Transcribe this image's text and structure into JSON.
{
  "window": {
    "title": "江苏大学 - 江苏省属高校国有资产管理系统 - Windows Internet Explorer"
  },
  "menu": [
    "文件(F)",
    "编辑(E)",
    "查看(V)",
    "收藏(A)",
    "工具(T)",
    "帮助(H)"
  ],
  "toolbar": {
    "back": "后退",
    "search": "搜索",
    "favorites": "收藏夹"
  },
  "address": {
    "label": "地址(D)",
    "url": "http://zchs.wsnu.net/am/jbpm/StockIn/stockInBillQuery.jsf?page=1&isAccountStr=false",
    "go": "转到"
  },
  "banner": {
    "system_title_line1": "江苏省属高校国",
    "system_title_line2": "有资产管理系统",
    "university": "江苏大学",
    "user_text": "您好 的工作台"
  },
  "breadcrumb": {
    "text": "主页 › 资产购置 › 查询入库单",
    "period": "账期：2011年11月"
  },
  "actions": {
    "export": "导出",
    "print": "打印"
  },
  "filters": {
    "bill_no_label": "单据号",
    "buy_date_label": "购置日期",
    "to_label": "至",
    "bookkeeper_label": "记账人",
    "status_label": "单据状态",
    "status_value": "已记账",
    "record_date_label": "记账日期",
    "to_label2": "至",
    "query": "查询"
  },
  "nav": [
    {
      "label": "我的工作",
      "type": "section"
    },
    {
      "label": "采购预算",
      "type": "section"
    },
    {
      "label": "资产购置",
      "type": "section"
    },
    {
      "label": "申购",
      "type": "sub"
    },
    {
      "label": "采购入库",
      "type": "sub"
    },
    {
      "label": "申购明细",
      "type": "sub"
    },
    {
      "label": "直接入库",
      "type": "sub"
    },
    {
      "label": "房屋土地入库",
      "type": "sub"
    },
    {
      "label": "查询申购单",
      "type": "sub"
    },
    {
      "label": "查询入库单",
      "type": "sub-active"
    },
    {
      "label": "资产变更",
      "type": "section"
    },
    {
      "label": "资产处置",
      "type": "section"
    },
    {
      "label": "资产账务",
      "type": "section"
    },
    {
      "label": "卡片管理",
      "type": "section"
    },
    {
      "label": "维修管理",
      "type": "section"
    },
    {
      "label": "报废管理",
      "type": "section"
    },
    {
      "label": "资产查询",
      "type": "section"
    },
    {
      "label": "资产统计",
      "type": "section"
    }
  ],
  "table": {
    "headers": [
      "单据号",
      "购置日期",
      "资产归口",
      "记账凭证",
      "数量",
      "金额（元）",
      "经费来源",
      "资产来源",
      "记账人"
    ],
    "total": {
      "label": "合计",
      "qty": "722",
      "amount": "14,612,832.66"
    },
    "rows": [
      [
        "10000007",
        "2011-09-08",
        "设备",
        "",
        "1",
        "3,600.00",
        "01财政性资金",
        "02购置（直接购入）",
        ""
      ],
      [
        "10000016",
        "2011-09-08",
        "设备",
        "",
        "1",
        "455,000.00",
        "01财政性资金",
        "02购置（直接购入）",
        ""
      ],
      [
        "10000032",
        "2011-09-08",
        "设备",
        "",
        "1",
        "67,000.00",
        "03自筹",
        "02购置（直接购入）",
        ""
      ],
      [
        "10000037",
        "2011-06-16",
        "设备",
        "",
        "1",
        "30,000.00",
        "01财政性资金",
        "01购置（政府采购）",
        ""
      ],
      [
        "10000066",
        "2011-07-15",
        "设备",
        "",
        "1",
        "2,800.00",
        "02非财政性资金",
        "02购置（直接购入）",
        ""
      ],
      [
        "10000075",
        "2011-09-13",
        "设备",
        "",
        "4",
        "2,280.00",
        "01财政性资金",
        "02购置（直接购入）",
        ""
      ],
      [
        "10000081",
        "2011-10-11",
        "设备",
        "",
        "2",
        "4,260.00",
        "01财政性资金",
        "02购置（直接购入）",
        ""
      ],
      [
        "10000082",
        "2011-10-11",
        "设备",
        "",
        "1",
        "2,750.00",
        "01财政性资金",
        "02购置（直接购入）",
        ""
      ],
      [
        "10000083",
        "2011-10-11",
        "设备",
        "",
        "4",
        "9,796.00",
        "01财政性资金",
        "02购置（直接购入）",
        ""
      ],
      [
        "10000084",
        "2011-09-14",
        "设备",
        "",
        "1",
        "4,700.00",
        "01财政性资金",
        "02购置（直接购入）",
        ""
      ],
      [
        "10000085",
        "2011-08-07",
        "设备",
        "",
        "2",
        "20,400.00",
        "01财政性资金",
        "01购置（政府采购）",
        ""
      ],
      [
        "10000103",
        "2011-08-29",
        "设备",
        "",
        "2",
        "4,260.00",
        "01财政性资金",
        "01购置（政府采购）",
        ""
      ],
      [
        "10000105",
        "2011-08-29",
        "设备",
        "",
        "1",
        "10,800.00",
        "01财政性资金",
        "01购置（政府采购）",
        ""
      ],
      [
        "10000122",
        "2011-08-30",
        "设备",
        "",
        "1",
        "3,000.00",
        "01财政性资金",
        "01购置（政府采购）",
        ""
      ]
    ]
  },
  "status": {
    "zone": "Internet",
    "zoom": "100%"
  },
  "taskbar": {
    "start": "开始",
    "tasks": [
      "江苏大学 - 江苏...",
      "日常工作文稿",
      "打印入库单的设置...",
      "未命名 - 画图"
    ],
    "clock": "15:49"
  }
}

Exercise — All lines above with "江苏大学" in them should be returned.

Your response —
    "title": "江苏大学 - 江苏省属高校国有资产管理系统 - Windows Internet Explorer"
    "university": "江苏大学",
      "江苏大学 - 江苏...",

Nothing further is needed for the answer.